Filter the entries down to the lines containing "Enter", and copy those lines.

• **Data in this exercise**
=======

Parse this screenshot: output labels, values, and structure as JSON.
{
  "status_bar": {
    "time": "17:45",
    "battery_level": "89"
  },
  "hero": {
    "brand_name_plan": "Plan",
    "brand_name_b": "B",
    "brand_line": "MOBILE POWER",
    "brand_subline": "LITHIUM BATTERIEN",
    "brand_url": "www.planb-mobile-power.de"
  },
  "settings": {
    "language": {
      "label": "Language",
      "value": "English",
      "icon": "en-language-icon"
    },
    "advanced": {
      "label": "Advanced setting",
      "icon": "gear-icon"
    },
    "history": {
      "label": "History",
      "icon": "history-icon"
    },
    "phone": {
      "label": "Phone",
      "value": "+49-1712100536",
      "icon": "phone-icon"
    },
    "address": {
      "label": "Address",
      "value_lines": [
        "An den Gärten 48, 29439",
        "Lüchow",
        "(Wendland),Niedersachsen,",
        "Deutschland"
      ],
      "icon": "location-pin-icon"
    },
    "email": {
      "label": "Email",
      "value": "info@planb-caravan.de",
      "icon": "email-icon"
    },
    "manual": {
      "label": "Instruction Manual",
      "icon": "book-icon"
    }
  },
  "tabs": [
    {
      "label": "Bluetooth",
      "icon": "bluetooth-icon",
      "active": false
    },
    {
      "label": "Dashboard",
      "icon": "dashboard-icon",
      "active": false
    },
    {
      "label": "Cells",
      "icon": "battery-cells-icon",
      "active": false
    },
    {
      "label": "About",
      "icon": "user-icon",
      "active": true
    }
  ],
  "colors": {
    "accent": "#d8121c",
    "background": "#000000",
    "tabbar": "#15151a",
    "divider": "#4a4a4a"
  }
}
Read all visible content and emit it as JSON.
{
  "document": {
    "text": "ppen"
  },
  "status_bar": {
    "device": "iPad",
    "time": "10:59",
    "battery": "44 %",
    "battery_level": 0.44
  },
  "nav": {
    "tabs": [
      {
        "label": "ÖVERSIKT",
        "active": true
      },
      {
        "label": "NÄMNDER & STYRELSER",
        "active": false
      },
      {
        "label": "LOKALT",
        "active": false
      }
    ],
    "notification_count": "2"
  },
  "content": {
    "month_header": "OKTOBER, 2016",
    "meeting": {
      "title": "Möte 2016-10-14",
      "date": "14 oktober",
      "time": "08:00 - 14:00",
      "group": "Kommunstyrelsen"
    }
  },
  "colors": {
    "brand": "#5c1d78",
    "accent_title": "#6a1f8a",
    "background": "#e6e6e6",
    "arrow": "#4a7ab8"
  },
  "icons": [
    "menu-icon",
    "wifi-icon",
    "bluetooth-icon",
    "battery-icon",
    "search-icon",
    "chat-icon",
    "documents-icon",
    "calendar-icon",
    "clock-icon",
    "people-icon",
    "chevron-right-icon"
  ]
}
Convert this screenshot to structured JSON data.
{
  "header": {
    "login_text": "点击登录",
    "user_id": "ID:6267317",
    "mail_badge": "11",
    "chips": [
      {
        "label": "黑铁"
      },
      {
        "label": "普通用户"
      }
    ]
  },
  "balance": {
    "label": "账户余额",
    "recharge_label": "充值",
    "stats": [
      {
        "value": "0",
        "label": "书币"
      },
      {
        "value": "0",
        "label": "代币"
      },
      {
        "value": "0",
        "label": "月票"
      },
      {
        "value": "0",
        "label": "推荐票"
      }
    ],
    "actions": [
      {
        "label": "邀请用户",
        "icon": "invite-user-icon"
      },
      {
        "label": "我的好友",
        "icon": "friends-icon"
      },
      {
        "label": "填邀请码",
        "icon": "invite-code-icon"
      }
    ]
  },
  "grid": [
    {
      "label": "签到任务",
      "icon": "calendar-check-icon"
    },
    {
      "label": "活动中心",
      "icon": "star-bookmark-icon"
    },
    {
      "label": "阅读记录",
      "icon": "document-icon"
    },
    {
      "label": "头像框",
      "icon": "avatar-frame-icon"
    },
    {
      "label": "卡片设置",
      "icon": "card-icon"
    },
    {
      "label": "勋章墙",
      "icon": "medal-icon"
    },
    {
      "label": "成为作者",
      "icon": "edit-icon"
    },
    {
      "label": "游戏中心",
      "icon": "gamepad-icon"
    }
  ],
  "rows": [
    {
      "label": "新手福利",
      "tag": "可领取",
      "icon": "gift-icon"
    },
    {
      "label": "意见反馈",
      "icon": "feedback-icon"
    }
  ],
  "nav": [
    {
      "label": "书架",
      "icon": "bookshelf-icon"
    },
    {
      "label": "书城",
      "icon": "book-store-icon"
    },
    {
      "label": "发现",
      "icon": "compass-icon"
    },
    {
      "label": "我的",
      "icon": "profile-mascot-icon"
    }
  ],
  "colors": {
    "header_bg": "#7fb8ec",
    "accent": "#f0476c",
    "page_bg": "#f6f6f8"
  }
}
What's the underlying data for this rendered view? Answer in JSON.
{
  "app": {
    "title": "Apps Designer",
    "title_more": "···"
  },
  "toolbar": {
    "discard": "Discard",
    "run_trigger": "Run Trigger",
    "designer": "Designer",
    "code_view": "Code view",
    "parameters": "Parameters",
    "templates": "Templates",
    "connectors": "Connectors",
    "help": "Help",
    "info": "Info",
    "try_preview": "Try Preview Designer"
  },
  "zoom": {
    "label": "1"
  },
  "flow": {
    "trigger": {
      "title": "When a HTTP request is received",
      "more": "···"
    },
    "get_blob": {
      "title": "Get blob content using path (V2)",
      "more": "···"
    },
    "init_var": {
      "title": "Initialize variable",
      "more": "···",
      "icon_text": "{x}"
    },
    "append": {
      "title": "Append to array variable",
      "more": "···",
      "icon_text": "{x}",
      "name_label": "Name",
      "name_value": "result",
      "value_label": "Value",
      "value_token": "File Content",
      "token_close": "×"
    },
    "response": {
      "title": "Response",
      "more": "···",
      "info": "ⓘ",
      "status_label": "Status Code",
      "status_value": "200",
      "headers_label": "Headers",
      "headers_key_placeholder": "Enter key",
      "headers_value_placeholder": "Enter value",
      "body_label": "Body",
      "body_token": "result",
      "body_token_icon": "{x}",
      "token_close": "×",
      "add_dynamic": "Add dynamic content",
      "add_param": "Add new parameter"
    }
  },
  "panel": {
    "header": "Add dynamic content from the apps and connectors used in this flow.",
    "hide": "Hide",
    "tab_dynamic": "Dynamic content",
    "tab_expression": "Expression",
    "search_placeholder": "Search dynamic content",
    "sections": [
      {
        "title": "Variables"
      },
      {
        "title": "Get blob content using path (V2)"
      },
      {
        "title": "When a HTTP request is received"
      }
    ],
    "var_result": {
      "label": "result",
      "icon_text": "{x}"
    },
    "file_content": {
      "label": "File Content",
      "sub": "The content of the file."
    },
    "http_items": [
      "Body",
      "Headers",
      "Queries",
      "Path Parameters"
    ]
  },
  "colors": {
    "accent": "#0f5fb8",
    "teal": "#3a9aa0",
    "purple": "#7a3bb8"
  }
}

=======

• **Exercise output**
      "headers_key_placeholder": "Enter key",
      "headers_value_placeholder": "Enter value",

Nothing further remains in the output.